***** Data shown *****
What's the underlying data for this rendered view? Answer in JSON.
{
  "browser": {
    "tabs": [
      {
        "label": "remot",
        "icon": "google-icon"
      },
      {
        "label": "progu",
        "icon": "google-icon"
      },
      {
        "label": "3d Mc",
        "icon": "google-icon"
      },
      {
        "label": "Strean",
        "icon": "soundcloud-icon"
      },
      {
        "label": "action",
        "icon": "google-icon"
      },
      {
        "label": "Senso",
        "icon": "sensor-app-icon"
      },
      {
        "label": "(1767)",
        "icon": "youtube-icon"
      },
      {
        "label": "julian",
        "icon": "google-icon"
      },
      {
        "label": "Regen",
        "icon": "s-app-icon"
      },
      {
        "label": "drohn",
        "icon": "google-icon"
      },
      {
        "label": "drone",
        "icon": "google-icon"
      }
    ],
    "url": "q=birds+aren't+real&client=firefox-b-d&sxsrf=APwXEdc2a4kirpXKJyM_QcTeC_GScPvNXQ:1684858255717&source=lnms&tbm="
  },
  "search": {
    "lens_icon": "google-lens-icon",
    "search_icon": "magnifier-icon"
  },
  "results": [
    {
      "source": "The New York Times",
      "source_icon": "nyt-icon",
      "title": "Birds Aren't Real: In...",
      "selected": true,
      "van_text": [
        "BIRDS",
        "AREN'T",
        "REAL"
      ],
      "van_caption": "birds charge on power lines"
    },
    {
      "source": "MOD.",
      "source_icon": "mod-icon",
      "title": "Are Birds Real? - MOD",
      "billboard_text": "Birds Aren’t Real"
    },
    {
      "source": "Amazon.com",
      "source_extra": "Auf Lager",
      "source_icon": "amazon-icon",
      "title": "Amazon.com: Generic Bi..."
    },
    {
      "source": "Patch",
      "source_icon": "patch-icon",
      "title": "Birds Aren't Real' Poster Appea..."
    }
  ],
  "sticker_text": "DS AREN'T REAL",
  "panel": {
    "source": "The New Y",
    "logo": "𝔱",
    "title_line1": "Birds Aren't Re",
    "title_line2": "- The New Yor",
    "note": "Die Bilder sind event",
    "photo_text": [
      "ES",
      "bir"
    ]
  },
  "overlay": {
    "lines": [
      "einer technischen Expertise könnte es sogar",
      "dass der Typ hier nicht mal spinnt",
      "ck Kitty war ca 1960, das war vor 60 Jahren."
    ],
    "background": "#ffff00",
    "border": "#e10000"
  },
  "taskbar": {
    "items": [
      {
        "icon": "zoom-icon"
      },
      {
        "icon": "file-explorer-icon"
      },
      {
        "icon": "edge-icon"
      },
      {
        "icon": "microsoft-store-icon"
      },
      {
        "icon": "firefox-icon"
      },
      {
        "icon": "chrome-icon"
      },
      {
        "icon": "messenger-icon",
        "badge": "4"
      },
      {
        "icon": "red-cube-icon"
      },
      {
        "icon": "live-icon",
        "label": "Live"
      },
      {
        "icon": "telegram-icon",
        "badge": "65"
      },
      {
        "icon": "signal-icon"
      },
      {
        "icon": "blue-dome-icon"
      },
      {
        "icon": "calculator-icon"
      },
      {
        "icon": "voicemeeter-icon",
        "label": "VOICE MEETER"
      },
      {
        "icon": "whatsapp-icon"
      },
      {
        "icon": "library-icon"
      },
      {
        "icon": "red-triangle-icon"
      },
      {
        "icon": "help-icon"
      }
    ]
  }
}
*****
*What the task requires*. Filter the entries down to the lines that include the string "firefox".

*Answer below*.
    "url": "q=birds+aren't+real&client=firefox-b-d&sxsrf=APwXEdc2a4kirpXKJyM_QcTeC_GScPvNXQ:1684858255717&source=lnms&tbm="
        "icon": "firefox-icon"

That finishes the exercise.